Excerpted records:

+ + +

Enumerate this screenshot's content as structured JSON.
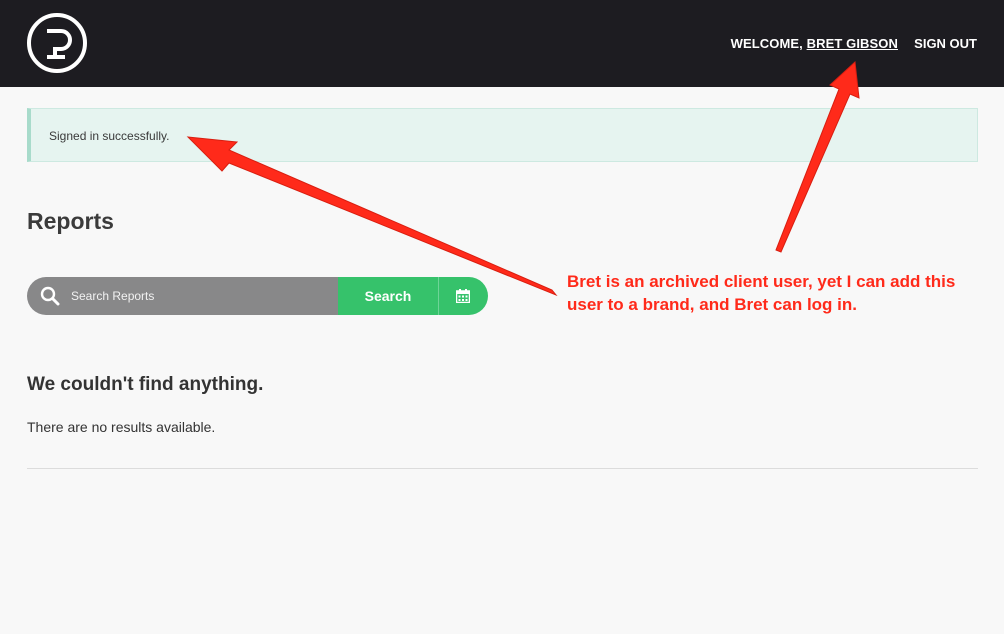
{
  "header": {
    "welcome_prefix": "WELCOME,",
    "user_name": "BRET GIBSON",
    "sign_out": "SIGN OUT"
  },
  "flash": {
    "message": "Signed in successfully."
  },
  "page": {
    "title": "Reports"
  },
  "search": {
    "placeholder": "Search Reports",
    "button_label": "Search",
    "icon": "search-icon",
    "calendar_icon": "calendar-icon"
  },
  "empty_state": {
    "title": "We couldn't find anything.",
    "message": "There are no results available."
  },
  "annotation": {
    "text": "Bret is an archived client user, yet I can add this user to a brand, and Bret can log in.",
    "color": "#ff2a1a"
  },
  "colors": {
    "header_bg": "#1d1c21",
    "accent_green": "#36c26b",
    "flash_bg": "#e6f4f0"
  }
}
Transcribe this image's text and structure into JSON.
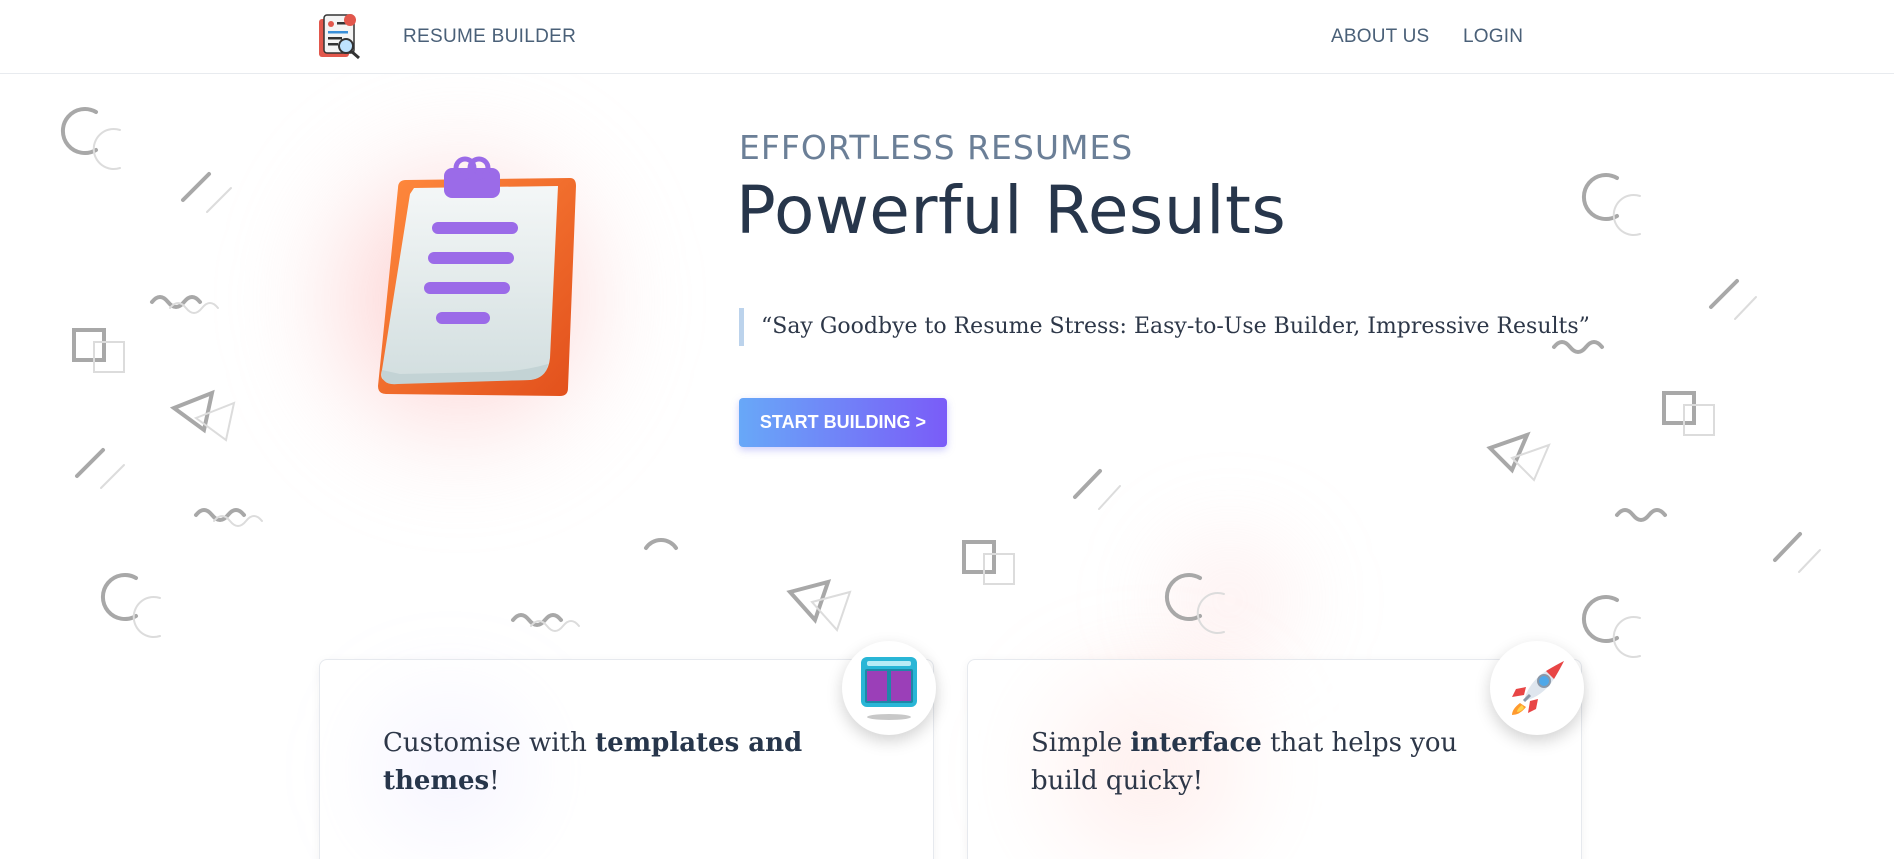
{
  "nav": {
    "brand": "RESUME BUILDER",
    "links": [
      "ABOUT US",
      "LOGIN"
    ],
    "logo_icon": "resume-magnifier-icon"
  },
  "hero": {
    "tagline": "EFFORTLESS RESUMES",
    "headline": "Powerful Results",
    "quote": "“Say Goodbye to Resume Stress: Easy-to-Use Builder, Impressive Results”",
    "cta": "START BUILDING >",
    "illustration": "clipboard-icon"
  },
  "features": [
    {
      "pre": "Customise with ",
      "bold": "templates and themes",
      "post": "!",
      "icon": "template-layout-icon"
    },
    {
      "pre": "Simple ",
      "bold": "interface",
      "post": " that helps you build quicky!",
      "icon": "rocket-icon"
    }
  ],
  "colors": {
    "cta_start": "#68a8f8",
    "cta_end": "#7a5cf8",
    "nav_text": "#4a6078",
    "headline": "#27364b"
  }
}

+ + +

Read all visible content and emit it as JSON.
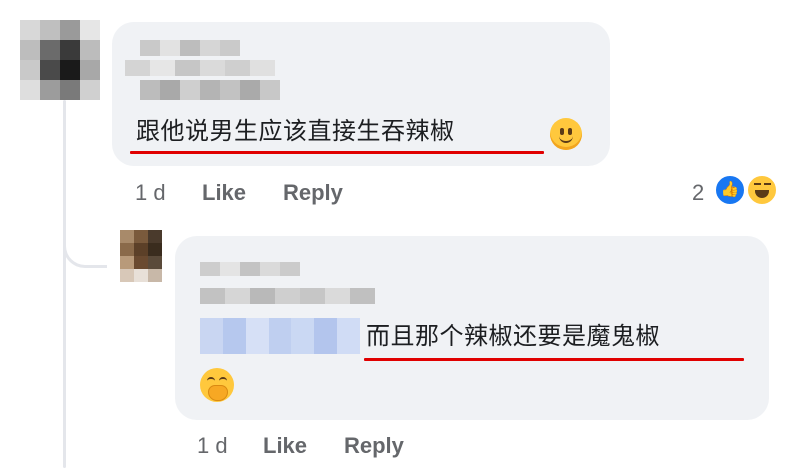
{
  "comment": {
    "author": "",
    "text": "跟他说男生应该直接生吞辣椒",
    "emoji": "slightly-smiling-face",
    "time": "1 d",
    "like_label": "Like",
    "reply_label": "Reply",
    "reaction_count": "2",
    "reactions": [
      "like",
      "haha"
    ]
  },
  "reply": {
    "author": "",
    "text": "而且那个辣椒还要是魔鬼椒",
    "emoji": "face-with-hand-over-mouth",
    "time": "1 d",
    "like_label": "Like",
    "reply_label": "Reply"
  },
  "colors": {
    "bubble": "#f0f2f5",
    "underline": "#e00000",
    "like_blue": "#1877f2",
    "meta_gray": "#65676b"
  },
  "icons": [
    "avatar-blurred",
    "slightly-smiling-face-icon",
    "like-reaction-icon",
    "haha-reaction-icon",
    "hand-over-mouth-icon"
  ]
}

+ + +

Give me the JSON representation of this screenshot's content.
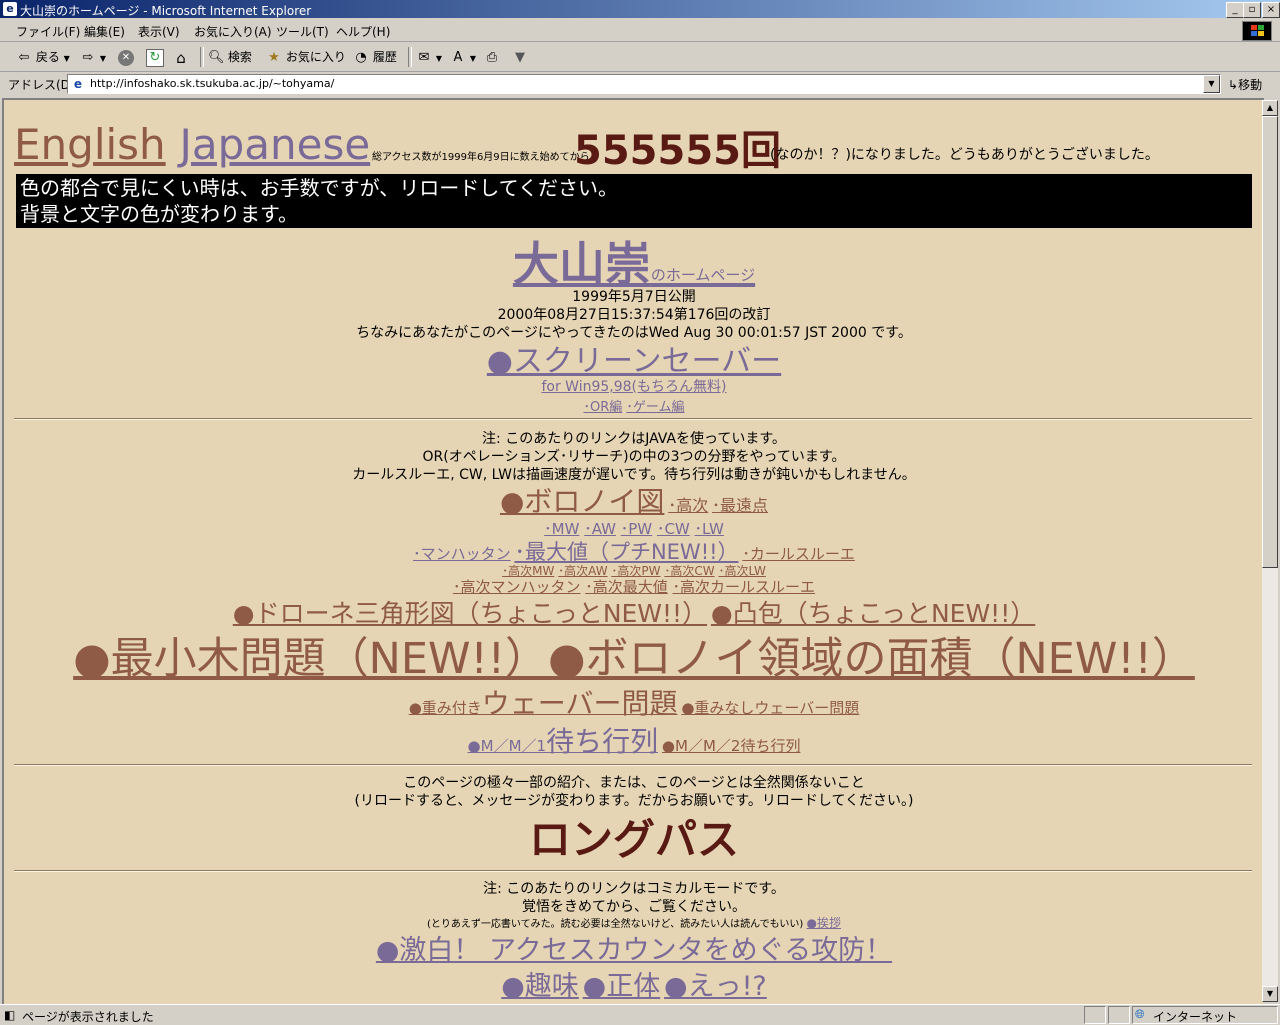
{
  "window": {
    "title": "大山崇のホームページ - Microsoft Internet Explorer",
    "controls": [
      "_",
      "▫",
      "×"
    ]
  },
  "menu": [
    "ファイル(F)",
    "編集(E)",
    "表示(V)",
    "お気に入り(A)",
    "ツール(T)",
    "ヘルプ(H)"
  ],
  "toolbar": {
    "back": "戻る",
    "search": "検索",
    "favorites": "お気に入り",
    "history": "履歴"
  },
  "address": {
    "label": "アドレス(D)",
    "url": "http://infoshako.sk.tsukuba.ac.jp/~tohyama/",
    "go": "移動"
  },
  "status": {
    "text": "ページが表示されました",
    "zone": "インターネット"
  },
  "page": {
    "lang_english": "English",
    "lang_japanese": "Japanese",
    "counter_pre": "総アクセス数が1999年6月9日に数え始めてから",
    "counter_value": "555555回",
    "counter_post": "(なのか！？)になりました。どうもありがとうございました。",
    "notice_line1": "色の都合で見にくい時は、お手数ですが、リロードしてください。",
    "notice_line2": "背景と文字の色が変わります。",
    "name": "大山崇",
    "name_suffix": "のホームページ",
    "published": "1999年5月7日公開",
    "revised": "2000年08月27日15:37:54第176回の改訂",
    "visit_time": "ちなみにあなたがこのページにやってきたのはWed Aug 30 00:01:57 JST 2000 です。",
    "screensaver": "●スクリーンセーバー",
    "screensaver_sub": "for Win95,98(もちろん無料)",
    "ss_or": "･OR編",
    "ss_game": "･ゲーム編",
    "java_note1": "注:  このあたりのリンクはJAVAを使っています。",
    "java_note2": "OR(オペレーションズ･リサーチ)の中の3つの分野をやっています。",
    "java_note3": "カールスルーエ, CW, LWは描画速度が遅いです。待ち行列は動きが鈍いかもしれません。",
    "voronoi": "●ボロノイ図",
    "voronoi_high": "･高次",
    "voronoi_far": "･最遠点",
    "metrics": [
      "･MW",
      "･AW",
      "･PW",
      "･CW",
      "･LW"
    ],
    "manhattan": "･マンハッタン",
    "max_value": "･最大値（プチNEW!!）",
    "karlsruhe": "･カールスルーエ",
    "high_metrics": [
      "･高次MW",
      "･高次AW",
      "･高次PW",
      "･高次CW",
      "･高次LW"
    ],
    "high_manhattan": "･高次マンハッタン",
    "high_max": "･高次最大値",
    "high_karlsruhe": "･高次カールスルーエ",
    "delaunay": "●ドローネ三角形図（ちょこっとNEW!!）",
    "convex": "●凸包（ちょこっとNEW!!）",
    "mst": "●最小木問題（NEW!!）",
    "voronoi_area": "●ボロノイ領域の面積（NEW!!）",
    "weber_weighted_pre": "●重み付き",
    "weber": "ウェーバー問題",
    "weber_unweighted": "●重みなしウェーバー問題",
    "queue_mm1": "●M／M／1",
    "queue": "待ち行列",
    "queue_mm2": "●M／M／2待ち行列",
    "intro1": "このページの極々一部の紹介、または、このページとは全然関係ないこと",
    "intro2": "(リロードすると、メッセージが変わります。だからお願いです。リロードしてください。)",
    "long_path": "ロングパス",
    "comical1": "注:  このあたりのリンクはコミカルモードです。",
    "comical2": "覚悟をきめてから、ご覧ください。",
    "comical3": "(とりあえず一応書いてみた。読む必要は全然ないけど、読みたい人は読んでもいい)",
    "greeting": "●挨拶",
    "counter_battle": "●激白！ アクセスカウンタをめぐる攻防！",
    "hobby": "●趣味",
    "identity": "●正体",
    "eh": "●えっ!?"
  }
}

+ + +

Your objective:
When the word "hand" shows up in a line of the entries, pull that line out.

Task output:
    "emoji": "face-with-hand-over-mouth",
    "hand-over-mouth-icon"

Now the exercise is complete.